Web page and app entries:
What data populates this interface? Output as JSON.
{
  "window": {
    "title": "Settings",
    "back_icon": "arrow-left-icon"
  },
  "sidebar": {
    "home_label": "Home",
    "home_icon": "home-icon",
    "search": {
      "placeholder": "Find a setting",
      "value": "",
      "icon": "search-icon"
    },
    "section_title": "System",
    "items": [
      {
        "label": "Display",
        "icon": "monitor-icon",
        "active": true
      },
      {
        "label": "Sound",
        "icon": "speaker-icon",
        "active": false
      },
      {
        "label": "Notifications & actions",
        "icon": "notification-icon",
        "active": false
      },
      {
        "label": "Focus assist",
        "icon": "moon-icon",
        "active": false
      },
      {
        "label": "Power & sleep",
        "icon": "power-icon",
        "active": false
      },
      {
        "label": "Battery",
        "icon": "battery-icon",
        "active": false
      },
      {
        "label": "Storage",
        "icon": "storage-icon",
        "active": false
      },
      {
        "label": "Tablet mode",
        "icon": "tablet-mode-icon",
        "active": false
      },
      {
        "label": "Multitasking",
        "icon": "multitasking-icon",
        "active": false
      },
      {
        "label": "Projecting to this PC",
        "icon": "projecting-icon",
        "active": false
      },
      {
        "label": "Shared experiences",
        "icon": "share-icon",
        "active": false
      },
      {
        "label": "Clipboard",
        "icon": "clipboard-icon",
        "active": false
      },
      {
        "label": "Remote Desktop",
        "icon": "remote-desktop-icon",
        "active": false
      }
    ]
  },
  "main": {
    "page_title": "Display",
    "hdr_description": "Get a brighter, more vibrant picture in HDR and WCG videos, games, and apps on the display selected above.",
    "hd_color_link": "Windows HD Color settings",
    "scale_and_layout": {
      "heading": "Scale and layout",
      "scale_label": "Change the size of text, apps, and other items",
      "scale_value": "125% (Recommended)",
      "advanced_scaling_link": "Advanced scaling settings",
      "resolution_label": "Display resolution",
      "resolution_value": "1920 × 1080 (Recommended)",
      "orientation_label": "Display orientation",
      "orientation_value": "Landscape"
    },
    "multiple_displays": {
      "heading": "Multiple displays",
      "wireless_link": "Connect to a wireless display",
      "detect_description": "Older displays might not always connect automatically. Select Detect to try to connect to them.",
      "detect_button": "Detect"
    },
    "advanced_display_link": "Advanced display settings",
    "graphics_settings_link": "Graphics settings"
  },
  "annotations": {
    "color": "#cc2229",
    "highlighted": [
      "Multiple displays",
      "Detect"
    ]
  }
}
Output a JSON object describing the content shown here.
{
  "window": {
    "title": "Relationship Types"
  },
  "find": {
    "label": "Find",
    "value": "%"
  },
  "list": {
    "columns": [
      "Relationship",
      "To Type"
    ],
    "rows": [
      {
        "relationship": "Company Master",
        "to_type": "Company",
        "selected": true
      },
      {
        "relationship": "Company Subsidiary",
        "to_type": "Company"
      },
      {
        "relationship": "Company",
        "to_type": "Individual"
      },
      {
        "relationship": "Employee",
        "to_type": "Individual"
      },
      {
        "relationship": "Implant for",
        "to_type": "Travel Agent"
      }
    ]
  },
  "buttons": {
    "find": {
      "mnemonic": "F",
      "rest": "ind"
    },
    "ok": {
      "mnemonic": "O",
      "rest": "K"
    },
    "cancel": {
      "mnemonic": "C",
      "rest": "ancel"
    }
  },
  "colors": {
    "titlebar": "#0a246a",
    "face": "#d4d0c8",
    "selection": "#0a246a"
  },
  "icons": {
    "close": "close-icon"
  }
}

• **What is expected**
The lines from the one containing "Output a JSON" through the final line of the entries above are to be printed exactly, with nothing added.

• **Reply**
Output a JSON object describing the content shown here.
{
  "window": {
    "title": "Relationship Types"
  },
  "find": {
    "label": "Find",
    "value": "%"
  },
  "list": {
    "columns": [
      "Relationship",
      "To Type"
    ],
    "rows": [
      {
        "relationship": "Company Master",
        "to_type": "Company",
        "selected": true
      },
      {
        "relationship": "Company Subsidiary",
        "to_type": "Company"
      },
      {
        "relationship": "Company",
        "to_type": "Individual"
      },
      {
        "relationship": "Employee",
        "to_type": "Individual"
      },
      {
        "relationship": "Implant for",
        "to_type": "Travel Agent"
      }
    ]
  },
  "buttons": {
    "find": {
      "mnemonic": "F",
      "rest": "ind"
    },
    "ok": {
      "mnemonic": "O",
      "rest": "K"
    },
    "cancel": {
      "mnemonic": "C",
      "rest": "ancel"
    }
  },
  "colors": {
    "titlebar": "#0a246a",
    "face": "#d4d0c8",
    "selection": "#0a246a"
  },
  "icons": {
    "close": "close-icon"
  }
}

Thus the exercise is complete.